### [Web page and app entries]
──────────────────────────────
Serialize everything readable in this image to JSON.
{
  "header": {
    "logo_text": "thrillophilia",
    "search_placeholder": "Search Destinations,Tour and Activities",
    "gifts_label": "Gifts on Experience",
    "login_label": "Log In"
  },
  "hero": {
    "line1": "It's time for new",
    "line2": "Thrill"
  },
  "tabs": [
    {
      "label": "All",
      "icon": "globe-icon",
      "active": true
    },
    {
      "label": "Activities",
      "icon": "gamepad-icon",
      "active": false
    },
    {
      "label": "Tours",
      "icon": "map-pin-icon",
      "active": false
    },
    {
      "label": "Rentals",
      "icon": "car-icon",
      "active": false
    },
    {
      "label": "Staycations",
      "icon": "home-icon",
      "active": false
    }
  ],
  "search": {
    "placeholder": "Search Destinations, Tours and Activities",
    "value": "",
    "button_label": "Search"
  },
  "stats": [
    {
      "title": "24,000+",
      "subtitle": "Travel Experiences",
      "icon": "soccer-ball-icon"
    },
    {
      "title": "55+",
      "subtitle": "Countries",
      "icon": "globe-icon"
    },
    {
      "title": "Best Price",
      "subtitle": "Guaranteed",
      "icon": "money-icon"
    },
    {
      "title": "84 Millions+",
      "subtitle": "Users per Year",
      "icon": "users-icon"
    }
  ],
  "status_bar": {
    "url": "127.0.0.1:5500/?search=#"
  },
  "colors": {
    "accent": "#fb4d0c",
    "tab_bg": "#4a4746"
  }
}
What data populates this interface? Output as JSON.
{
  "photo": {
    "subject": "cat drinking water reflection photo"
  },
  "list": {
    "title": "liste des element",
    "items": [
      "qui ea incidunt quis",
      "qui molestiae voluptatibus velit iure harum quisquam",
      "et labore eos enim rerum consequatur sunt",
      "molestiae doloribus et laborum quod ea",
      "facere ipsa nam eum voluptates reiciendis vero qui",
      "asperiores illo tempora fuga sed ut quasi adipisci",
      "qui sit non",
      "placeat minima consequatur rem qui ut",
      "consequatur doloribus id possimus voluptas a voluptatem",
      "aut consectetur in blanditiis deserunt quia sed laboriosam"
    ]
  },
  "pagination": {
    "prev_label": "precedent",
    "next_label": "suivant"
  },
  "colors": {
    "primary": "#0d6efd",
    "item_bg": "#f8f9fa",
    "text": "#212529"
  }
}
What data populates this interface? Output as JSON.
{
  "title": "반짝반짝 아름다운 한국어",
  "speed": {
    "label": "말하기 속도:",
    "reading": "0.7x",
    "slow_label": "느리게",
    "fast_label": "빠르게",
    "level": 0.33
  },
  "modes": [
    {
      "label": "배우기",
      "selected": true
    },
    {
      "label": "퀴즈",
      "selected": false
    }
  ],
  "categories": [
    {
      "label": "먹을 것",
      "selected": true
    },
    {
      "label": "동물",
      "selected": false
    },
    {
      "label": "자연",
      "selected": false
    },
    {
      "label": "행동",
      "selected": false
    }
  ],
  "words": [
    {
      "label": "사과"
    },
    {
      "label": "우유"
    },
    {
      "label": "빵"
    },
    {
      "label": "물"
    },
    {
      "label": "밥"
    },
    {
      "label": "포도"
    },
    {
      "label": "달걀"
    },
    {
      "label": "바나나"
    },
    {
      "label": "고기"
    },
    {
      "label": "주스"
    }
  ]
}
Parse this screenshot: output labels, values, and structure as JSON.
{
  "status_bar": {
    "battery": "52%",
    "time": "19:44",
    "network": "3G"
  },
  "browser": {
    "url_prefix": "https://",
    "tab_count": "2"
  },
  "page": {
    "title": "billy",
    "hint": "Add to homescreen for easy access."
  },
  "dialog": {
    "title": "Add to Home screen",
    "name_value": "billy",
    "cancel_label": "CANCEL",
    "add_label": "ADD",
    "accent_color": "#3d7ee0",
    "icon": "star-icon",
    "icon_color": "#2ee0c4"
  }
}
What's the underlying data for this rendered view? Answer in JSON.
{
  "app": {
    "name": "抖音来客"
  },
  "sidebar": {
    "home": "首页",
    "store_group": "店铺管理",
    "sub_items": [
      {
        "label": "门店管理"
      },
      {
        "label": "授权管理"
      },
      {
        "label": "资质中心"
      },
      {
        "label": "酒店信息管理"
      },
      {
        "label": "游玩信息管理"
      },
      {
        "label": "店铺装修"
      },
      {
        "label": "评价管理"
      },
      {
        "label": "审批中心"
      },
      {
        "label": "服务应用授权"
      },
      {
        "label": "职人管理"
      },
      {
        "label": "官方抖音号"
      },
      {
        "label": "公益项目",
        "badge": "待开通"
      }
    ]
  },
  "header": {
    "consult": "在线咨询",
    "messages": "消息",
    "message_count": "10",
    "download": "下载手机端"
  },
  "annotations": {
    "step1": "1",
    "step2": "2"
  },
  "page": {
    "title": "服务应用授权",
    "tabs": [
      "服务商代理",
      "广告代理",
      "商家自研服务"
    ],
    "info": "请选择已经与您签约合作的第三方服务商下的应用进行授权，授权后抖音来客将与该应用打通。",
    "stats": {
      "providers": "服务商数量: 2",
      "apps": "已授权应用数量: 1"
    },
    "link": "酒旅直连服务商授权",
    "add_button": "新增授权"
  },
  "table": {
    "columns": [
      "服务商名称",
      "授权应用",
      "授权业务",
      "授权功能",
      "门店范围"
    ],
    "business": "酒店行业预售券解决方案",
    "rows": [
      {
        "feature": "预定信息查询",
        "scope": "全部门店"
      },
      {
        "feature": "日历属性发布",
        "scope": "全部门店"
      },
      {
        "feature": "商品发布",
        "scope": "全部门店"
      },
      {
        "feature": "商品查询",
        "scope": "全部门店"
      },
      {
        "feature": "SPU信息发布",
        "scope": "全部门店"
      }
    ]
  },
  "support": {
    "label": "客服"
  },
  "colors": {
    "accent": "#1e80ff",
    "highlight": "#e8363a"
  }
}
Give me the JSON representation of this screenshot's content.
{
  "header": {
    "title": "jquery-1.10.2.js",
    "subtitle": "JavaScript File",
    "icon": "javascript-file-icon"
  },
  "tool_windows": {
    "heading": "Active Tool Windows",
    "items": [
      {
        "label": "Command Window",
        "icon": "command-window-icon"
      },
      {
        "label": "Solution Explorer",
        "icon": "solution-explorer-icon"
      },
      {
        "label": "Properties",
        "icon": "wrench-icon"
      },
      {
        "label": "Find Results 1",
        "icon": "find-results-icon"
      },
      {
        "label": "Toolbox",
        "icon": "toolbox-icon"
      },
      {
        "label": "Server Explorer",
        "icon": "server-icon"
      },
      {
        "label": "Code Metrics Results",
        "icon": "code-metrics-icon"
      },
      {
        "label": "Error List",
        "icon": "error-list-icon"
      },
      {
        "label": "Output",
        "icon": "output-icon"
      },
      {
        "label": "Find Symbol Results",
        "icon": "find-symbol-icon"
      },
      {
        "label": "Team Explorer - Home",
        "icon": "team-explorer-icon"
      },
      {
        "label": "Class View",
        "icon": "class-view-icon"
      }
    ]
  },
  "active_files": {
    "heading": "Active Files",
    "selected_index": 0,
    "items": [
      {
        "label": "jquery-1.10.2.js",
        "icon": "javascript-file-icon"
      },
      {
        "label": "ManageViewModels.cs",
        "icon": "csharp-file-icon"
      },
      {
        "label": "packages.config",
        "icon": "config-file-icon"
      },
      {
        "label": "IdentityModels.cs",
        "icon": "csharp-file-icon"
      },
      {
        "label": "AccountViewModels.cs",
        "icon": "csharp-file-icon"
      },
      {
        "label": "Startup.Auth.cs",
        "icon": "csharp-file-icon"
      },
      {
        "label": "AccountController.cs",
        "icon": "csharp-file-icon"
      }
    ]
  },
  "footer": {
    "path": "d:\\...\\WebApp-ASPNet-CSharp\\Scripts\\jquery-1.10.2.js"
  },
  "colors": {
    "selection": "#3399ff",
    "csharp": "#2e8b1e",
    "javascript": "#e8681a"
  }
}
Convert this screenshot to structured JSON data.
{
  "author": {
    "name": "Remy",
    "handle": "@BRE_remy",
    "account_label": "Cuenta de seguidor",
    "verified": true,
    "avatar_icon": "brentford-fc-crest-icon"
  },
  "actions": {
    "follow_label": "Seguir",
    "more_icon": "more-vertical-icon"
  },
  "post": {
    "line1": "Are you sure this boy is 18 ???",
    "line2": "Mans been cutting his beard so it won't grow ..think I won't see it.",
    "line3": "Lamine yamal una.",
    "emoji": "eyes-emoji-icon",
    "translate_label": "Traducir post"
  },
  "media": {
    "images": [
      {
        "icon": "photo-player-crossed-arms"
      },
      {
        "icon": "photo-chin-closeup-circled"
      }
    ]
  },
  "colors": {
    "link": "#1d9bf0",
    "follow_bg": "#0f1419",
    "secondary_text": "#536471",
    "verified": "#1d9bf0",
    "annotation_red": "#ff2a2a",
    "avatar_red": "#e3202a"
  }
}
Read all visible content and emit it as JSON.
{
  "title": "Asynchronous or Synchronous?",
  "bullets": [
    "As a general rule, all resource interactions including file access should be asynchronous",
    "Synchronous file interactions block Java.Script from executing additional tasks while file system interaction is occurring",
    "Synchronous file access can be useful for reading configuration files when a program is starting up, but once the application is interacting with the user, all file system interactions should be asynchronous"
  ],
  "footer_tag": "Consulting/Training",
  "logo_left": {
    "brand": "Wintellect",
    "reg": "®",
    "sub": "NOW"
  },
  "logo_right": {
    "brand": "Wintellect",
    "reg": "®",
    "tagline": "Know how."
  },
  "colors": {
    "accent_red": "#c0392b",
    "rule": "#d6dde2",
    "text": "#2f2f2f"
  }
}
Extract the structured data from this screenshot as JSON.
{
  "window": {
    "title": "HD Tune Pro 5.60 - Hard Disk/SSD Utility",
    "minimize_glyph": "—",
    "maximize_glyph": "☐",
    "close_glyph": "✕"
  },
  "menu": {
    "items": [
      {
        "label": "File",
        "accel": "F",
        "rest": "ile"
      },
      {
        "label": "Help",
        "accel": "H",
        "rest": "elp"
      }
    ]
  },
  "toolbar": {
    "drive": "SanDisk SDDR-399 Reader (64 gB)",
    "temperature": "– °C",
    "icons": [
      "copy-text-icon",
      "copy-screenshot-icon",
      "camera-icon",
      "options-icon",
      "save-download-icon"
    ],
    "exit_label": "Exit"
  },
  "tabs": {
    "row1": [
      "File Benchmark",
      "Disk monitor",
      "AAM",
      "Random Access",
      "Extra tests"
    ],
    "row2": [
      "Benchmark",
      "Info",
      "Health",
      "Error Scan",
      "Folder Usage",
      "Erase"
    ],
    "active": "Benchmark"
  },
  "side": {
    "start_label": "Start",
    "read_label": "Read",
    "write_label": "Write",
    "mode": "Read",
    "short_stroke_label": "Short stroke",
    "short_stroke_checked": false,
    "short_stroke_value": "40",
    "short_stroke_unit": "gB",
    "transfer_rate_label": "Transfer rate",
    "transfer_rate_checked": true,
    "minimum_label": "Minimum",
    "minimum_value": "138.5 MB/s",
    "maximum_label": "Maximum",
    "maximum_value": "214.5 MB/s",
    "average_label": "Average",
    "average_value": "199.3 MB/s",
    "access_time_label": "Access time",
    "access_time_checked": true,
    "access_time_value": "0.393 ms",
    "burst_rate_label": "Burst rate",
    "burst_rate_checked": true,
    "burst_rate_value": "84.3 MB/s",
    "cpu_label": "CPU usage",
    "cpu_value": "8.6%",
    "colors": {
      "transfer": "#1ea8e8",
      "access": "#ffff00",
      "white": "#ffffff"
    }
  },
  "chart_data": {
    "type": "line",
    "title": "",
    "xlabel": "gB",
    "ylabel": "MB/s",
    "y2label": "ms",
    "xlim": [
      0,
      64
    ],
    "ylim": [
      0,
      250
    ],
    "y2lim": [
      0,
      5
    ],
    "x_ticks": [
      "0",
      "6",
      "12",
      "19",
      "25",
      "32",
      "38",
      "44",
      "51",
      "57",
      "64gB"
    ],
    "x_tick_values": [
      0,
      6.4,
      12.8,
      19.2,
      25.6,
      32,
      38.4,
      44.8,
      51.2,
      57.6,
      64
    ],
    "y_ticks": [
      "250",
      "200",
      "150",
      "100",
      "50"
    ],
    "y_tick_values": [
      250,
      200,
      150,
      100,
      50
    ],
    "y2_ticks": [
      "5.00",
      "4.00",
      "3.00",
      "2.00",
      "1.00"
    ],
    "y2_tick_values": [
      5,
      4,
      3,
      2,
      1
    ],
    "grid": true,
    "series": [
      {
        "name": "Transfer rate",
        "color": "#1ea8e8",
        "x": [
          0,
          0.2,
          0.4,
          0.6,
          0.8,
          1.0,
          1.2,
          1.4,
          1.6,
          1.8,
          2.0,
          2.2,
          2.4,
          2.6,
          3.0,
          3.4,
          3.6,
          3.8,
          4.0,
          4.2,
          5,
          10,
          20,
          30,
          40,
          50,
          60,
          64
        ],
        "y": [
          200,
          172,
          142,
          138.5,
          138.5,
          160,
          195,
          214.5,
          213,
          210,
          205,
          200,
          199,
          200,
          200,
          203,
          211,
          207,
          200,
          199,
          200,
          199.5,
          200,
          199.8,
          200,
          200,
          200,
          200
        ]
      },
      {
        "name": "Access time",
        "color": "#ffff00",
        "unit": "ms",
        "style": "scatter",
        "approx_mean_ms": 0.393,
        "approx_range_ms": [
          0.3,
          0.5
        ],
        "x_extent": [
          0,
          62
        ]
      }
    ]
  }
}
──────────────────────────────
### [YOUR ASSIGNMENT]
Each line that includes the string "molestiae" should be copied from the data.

### [ANSWER SPACE]
      "qui molestiae voluptatibus velit iure harum quisquam",
      "molestiae doloribus et laborum quod ea",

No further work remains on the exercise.